The WHERL team presented new findings at an invited symposium of the International Sociological Association led by Professor Karen Glaser in Vienna, Austria in July 2016. The session was entitled “Wellbeing, Health, and Later Life Work from a Cross-National Comparative Perspective” and featured five papers investigating later-life employment, health and wellbeing.
Policy reforms designed to extend the working lives of older adults have been implemented since the 1990s in many industrialised countries, but the implications for health and wellbeing, and inequalities among social groups, are not well understood. The symposium findings included the latest analysis of these issues using sophisticated quantitative methodologies (optimal matching analysis) and national data from England (English Longitudinal Study of Ageing), Europe (the Surveys of Health, Ageing and Retirement in Europe), the US (Health and Retirement), and European cohort studies.
Full details of the symposium and abstracts are available from the conference website.
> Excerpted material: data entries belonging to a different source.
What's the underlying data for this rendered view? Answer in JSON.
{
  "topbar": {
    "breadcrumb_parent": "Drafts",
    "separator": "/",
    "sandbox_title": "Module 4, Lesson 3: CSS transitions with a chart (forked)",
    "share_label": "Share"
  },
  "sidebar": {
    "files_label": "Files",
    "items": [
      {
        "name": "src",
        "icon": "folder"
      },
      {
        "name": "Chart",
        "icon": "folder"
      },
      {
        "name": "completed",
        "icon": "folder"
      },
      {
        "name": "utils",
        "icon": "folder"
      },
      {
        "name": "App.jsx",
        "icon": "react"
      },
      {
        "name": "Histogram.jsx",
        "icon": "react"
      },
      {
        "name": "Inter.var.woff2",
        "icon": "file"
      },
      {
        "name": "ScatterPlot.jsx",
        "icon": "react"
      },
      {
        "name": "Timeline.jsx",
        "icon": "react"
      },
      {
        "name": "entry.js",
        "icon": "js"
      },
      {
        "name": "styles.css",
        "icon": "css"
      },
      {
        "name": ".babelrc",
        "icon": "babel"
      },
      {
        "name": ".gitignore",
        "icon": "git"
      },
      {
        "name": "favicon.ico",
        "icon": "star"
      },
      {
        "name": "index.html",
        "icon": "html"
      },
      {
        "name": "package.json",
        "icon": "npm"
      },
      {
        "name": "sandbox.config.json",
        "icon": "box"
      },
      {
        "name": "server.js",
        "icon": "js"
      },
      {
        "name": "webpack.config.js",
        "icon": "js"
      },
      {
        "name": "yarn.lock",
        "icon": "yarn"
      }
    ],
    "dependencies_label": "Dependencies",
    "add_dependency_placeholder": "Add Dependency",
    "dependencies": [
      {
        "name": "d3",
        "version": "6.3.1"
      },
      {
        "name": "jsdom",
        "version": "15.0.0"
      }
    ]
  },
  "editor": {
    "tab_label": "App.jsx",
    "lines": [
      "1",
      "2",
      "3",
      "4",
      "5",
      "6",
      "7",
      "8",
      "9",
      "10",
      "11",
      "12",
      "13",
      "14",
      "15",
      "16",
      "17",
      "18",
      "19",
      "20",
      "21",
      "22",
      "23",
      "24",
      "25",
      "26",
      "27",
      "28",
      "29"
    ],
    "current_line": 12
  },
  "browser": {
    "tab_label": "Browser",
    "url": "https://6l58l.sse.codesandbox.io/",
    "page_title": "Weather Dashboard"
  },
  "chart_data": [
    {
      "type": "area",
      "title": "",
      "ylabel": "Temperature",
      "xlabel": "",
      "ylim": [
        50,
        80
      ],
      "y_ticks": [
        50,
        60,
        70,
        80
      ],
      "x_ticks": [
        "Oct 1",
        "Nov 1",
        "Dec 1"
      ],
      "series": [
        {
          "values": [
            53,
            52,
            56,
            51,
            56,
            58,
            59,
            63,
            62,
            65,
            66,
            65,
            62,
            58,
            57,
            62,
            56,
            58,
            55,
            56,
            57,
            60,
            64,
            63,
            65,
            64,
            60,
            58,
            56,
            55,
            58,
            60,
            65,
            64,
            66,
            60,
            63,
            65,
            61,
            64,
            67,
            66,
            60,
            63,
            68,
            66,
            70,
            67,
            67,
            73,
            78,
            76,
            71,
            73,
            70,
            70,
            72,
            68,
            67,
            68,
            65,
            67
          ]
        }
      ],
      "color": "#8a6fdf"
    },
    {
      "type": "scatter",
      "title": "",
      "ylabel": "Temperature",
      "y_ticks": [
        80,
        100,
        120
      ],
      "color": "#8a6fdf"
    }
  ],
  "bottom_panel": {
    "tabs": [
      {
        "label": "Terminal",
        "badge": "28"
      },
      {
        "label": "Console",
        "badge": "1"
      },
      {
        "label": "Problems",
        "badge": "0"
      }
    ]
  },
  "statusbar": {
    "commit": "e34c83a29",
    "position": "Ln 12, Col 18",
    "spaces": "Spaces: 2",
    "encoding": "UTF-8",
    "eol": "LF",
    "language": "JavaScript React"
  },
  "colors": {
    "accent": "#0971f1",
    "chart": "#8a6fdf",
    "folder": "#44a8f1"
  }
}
In brief:
The first paper compares the gendered labour market trajectories of older adults in four distinct welfare state regimes (McDonough and colleagues, University of Toronto).
Focusing on the UK, the second paper examines how the relationship between employment and family experiences and later-life work has changed across birth cohorts using three nationally representative datasets (Glaser and colleagues, KCL).
The third paper investigates the association between later-life employment biographies (ages 50-69), gender and health among older adults in the US and UK in light of country specific policies across the life course (Corna and colleagues, KCL).
The fourth uses UK longitudinal data (Understanding Society and ELSA) to explore the relationships between lifelong learning, wellbeing and paid work in later life for different socio-economic groups (Hyde and colleagues, Manchester).
The final paper investigates psychosocial working conditions, health and wellbeing as predictors of working beyond age 50 across multiple European cohorts (Carr et al., UCL).